Rick Warren in the end is a preacher who believes that the earth and even the universe is controlled by an anthropomorphic power Who took some time out to write 66 highly disjunct historic, poetic, prophetic, narrative, and occasionally epistolatory tracts between 3,500 and 1,900 years ago. Generally all this scribbling occurred within an area about the size of the San Joaquin Valley, though one far more arid, far less populated, and far more susceptible to plagues and disruptive invaders.
Rick Warren also believes that we should OBEY the things we find in those 66 odd tracts, even down to the letter, even after many other good and often even better tracts by Spinoza, Darwin, Freud, Marx, Engles, Locke, and Jefferson have appeared, as well as the disturbing developments of nuclear power, asbestos contaminations, and thousands of very nasty episodes of religious conflict through history.
That Rick Warren is going to give the invocation at the Obama coronation I find as disturbing as any liberal does. But in the end I'm obliged to shrug. Indeed, I find it no more disturbing than daily American life itself, the relentlessly religious element of which, with its emphasis on division rather than reconciliation, is simply embarrassing, and even perhaps civilization-inhibiting.
There are reformed Jesuits who talk of the resurrection "apparition stories"; there are reformed Jews who enjoy clambakes; there are liberal Protestants who tinker with Latin American politics in a way that diminishes the role of religion itself. These have all evolved from taking those old, disjunct, oft-conflicted tracts too literally, and they are indeed now the majority of the land, but...
Our nation, unlike England and Mexico, our two greatest cultural forebears, has never banned any mainstream religion wholesale, as both of two greatest cultural forebears, England and Mexico, did with for example Catholicism, the former for about 300 years. Our nation, on balance, still has not endured as much religious trauma as have the places our forebears have fled.
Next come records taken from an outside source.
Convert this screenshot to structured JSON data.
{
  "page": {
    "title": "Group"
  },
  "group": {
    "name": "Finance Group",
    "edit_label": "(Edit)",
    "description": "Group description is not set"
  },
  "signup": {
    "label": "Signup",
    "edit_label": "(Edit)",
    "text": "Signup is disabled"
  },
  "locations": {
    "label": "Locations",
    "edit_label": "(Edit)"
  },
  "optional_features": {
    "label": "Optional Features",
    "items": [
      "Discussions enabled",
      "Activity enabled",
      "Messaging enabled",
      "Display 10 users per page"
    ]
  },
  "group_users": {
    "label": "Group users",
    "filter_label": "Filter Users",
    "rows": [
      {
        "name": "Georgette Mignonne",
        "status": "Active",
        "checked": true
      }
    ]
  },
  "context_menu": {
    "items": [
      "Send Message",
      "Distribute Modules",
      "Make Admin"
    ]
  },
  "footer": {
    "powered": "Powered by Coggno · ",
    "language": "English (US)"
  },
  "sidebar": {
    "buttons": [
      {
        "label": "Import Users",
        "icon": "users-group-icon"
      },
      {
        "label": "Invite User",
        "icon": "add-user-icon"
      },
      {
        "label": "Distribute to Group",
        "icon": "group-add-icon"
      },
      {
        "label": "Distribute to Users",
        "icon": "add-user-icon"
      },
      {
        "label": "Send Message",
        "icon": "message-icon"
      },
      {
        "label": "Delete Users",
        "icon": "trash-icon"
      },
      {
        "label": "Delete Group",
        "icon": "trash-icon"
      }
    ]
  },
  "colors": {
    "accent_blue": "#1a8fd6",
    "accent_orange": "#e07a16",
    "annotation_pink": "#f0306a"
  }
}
It may yet. Or, like so much else of the globe's trauma, we may get lucky and skip the gene with this one too. But somehow, the only nation that sent a man to the moon needs to find a way sometime to shake its text-based Appallachian morality for a cosmopolitan, contemplative one. It is probably not on the agenda of this presidency, but it was on the agenda of Thomas Jefferson's, and it would be a welcome agenda to resume some time in the near future.